Work instruction:
Across the material that follows, tally each line in which "khẩu" occurs, and state the total alone.
__________
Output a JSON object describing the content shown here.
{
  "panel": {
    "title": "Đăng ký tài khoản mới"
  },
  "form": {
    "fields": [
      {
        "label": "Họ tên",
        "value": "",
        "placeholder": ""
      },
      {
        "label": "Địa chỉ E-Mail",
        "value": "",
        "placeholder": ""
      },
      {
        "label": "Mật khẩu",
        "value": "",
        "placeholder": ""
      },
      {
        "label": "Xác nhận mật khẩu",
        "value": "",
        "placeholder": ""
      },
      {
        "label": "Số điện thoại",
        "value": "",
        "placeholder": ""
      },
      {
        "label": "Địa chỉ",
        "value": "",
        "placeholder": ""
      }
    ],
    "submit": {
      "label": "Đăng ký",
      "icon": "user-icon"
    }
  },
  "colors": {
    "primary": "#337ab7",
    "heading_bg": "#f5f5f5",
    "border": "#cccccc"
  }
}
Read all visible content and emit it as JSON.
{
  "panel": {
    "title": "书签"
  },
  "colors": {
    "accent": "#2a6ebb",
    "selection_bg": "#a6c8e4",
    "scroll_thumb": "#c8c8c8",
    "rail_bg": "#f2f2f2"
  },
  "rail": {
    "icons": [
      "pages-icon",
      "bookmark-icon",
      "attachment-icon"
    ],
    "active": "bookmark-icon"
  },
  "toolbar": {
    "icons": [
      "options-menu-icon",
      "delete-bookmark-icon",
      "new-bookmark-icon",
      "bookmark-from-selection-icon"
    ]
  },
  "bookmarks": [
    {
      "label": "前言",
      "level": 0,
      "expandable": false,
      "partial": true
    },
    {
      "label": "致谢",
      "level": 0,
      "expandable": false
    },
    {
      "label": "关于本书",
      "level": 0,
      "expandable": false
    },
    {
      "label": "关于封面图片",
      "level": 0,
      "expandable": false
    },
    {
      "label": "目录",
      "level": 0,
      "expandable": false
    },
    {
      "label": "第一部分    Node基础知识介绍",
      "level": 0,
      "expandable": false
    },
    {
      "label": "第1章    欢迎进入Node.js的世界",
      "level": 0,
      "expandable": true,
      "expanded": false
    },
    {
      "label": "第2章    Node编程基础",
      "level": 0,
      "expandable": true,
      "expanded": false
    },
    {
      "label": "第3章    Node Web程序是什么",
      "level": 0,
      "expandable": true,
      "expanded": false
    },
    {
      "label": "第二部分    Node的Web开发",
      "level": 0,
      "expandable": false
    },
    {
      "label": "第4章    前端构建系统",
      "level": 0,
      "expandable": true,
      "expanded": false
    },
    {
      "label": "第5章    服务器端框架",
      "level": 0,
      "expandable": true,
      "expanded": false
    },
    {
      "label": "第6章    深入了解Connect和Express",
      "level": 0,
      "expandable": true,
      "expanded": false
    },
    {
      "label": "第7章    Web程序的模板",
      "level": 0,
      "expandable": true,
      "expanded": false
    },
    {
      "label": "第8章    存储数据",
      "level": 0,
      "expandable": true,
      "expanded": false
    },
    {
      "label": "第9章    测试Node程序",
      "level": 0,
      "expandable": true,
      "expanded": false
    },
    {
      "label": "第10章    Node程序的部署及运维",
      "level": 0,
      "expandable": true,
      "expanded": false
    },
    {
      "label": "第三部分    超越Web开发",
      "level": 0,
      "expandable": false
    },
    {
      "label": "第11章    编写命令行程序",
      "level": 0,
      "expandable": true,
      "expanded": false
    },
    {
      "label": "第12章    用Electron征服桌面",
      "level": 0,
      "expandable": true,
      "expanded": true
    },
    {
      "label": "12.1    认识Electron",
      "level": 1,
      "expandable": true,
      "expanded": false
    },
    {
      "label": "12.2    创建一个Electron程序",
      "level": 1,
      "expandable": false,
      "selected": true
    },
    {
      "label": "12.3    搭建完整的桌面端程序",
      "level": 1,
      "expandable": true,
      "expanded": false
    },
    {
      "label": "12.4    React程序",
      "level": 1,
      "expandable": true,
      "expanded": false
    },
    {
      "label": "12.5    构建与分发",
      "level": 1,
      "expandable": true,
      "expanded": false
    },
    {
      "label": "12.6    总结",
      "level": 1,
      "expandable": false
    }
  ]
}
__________
Finished exercise:
2